We have always had problems related not only to the Festival but the culture in general. Like in other poor countries, some people still have not realized that culture is a common good and everything else loses its sense without it. That first battle is an everlasting one and we are ready for it. The second battle is about the timing – there is always some reason to withhold the budget for the Festival, either at the local or state level. And the third one – there is the world economic crisis. This year we have found ourselves in a situation to hold our heads above the water literally thanks to the ability and enthusiasm of the people who organize the Festival. We are no longer capable to make ‘something’ out of ‘nothing’, because ‘something’ costs more and more. If we are to compare the budgets and programmes of the Palić Film Festival and the most important European regional festivals, I am sure that we are to be equally matched. And 10 or 15 times less money is invested in our Festival. It’s a pity, because if things were different – if we had a festival of huge proportions – Palić and Subotica and the whole country as well would have numerous benefits.
What would the Palić Film Festival be like if there were more money?
In the first place, we could talk about top quality film projections: we would have the closed cinema in the case it rained, and it would provide good quality sound and picture. Film is an expensive toy, it requires high standards. And that creates audience: when you have good cinema theaters, audience comes to these places intentionally, because they want to witness the historical steps of the technology development. We don't have the problem with the films contents, the quality of selections is excellent, but we do have the problem with the quality of film projections.
Between the two Festival editions the parliament passed the Cinema Law. As a professional, and as a former minister of culture, what is your opinion of it?
The Cinema Law provides the opportunity of additional financing and creating the budget for the film industry. It's not enough that the state allocates funds for the film, but an additional type of self-financing is needed through the regulations which would enable obtaining a certain percentage of the incomes of the National Broadcasting Agency (RRA). Because we should not forget that film workers also appear on TV, we also influence the viewer ratings. The other benefit of this law is the support to the film fund which is supposed to organize everything related to the home film industry: financing, promotion, advertising, education…

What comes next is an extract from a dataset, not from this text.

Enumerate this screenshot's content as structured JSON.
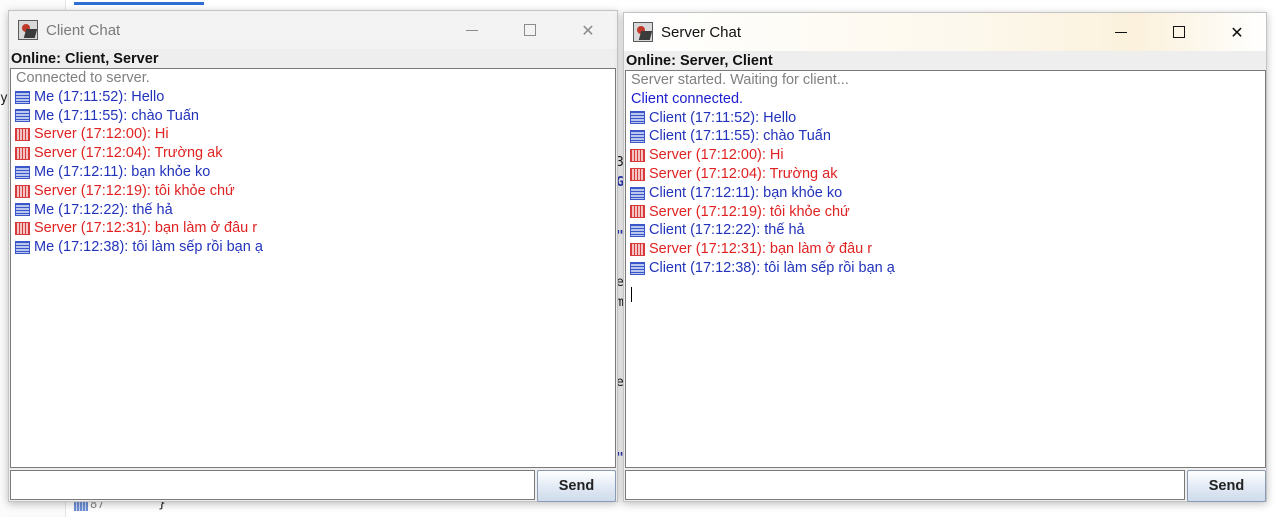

What do you like to watch here, who are your favourite European authors?
I like to think of myself as a film explorer, so festivals, like this one at Palić, come in handy for me to get to know better some foreign cinema. Watching Finnish, Israeli and Romanian films, I found out what intellectual thought marked those films at the certain moment. Those cinemas may not globally have a great commercial importance, but I'm sure they can influence significantly what we call the film art with good reason.
You have appeared on TV and in films between 70 and 80 times, and there were periods when you made five to six films a year. Roughly, one quarter of these appearances are main roles. Why haven't we seen you recently in some of them?
You're right, you haven't seen me recently. It is primarily because of my feeling that increasingly fewer films are made without compromises, and film crews are chosen on the basis of membership to a tribe or a clan and not on the basis of objective quality. I even understand why these small family firms exist, but it suits me better to be part of the conscious cinema which is capable of creating great works. And these great works are fewer and fewer. What is popular nowadays are long stories based on improvisation and enthusiasm. In my drawer I have five or six screenplays and for the same number of years I have been trying to collect the third of the budget for one of these films, which is the minimum amount needed to start making the film. We've had financial crises before as well, but it has never influenced the film industry so heavily.
So, another actor becomes a producer?
I've never had any producing ambitions; I've liked it more to devote myself to my primary profession. Nevertheless, the time has come that one must do everything: production, organization, acting, sometimes even directing. I understand why many actors decide to become producers. In order not to keep yearning for a film to happen. Yes, I am an actor, but if I have to, I will be an actor, producer and director as well.